▶ _Task requirements_: Your reply should consist solely of the number of lines in the data that contain "avatar".

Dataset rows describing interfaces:
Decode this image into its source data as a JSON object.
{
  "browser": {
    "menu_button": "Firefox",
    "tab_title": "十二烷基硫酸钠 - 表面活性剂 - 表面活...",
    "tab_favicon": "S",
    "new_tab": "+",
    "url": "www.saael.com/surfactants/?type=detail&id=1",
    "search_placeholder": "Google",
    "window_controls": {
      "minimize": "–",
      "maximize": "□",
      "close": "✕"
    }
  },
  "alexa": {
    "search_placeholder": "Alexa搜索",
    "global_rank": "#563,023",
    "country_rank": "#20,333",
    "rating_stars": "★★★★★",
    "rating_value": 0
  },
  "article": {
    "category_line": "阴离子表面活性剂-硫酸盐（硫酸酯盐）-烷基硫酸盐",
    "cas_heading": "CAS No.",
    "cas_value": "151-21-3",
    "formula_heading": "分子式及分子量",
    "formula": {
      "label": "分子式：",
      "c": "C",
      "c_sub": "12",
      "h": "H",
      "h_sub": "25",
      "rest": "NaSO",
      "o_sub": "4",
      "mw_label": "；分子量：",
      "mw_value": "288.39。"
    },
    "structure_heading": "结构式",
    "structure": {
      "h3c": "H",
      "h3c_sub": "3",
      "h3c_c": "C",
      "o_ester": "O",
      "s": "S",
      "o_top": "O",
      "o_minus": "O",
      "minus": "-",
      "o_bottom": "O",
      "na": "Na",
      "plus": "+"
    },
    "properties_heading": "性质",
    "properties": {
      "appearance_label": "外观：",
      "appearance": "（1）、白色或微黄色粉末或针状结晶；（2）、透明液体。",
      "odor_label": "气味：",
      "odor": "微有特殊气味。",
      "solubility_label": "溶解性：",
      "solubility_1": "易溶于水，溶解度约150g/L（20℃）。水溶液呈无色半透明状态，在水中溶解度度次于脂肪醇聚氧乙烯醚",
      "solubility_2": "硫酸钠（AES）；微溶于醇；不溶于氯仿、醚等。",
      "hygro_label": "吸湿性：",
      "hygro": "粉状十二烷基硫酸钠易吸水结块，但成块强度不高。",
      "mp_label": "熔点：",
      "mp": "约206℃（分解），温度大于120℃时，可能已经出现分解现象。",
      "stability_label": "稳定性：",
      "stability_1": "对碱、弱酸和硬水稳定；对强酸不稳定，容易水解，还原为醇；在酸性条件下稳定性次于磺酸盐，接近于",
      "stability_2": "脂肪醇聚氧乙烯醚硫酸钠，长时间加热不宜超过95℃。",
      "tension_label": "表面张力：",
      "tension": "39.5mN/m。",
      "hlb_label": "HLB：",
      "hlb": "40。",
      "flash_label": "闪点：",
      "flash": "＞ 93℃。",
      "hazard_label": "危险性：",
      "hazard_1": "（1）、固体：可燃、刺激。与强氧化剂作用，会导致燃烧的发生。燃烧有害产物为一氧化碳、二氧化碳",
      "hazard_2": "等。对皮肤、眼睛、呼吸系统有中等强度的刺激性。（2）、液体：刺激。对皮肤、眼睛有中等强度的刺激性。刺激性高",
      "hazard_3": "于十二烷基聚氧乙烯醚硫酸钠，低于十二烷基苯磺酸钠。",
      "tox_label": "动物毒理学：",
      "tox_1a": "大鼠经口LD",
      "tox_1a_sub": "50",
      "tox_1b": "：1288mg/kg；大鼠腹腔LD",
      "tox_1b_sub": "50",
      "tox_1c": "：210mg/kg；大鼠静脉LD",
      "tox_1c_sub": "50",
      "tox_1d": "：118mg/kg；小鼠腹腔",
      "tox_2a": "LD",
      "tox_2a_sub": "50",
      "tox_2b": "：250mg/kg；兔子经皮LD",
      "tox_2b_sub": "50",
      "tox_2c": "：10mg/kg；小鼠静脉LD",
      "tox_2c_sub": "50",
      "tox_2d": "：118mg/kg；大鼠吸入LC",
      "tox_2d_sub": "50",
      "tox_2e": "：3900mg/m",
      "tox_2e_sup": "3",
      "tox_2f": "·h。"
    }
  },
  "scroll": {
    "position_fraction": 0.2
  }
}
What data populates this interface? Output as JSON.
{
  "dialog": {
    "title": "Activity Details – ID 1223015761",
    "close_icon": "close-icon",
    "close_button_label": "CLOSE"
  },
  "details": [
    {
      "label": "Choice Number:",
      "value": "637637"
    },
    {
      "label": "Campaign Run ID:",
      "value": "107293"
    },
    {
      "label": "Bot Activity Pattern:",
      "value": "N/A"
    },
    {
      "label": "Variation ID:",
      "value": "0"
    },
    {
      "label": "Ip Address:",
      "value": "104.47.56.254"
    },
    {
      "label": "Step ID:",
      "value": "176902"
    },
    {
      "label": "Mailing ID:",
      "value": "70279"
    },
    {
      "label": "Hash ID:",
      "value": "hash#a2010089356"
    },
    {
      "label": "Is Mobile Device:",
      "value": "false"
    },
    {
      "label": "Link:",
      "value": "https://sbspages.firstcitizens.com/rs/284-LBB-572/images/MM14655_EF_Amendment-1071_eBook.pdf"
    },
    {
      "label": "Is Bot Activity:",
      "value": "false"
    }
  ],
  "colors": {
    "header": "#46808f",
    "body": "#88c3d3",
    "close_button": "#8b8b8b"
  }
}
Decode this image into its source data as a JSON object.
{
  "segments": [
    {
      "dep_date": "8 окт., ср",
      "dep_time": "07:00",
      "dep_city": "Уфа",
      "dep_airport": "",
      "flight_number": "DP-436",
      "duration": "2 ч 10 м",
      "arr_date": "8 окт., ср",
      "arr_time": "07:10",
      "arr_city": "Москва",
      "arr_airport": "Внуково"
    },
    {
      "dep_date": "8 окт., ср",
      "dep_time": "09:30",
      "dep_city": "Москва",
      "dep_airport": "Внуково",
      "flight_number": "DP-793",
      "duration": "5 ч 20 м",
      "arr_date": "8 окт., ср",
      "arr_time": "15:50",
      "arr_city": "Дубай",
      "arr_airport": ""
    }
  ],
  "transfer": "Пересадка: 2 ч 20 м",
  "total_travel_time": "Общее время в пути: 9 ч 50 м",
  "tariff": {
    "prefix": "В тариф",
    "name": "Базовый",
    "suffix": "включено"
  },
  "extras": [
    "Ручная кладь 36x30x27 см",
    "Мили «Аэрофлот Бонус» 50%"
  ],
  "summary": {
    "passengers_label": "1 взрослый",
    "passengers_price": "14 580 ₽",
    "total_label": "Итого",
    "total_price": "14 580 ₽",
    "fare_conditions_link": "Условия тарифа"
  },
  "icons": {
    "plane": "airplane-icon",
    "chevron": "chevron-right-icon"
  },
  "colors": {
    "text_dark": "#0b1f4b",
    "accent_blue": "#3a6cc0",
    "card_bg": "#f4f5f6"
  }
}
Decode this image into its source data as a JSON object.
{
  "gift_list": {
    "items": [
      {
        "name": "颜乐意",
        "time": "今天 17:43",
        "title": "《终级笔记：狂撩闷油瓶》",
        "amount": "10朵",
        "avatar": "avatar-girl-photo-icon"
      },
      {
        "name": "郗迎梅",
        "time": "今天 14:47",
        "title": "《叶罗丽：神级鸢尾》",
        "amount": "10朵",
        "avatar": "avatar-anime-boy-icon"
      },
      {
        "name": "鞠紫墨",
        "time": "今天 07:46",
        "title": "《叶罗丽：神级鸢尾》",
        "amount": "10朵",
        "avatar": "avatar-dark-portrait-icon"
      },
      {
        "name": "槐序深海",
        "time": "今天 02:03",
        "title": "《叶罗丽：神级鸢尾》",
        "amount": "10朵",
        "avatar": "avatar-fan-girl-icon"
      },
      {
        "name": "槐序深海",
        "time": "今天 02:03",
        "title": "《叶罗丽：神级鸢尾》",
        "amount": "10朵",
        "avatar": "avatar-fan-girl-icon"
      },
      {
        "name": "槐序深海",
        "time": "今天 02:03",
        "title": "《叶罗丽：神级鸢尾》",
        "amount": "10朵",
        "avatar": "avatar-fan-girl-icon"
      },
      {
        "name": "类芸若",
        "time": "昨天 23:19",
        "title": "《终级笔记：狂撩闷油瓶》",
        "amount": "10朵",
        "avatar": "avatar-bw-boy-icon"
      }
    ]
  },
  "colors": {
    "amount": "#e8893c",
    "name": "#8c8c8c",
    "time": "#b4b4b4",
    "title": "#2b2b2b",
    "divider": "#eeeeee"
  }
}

▶ _Exercise solution_: 7